[Extracted data — start]

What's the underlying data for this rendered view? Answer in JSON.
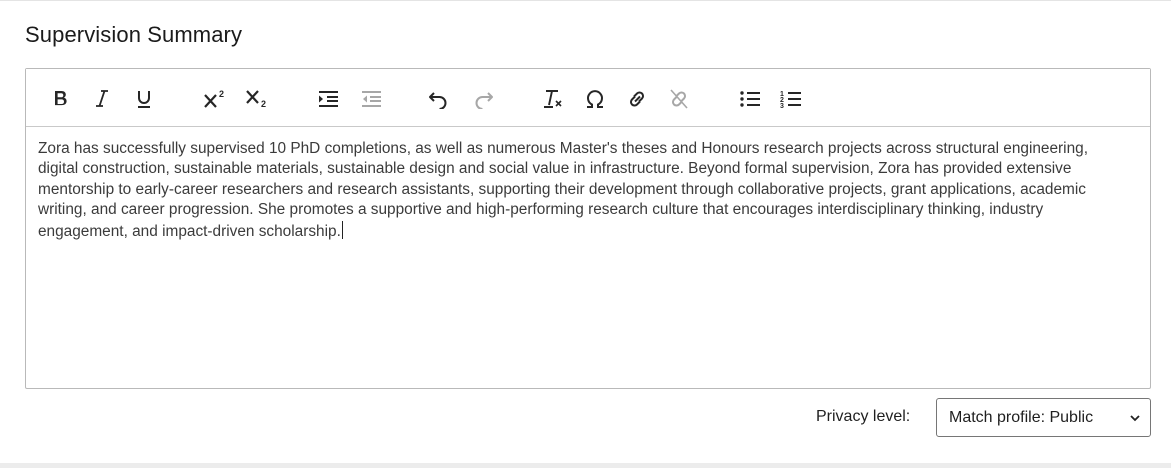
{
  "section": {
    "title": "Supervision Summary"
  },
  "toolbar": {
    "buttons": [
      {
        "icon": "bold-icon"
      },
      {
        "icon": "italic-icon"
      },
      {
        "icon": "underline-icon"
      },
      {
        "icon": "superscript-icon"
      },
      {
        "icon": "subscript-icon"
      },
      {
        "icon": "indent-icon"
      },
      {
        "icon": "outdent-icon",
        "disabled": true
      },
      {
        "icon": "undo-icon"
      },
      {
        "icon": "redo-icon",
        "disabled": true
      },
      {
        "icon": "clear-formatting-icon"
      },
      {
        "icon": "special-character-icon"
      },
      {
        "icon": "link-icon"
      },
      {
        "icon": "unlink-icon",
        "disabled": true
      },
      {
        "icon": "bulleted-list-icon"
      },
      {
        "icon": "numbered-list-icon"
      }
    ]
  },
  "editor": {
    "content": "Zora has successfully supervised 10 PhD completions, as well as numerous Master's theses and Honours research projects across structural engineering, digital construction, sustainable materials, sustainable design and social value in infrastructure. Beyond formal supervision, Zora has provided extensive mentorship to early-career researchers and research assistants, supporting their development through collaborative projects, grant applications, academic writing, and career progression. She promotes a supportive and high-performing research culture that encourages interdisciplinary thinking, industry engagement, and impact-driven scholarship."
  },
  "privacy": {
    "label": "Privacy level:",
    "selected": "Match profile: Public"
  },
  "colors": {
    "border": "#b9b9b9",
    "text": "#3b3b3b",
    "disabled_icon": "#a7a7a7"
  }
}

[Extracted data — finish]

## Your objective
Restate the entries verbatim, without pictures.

## Exercise answer
What's the underlying data for this rendered view? Answer in JSON.
{
  "section": {
    "title": "Supervision Summary"
  },
  "toolbar": {
    "buttons": [
      {
        "icon": "bold-icon"
      },
      {
        "icon": "italic-icon"
      },
      {
        "icon": "underline-icon"
      },
      {
        "icon": "superscript-icon"
      },
      {
        "icon": "subscript-icon"
      },
      {
        "icon": "indent-icon"
      },
      {
        "icon": "outdent-icon",
        "disabled": true
      },
      {
        "icon": "undo-icon"
      },
      {
        "icon": "redo-icon",
        "disabled": true
      },
      {
        "icon": "clear-formatting-icon"
      },
      {
        "icon": "special-character-icon"
      },
      {
        "icon": "link-icon"
      },
      {
        "icon": "unlink-icon",
        "disabled": true
      },
      {
        "icon": "bulleted-list-icon"
      },
      {
        "icon": "numbered-list-icon"
      }
    ]
  },
  "editor": {
    "content": "Zora has successfully supervised 10 PhD completions, as well as numerous Master's theses and Honours research projects across structural engineering, digital construction, sustainable materials, sustainable design and social value in infrastructure. Beyond formal supervision, Zora has provided extensive mentorship to early-career researchers and research assistants, supporting their development through collaborative projects, grant applications, academic writing, and career progression. She promotes a supportive and high-performing research culture that encourages interdisciplinary thinking, industry engagement, and impact-driven scholarship."
  },
  "privacy": {
    "label": "Privacy level:",
    "selected": "Match profile: Public"
  },
  "colors": {
    "border": "#b9b9b9",
    "text": "#3b3b3b",
    "disabled_icon": "#a7a7a7"
  }
}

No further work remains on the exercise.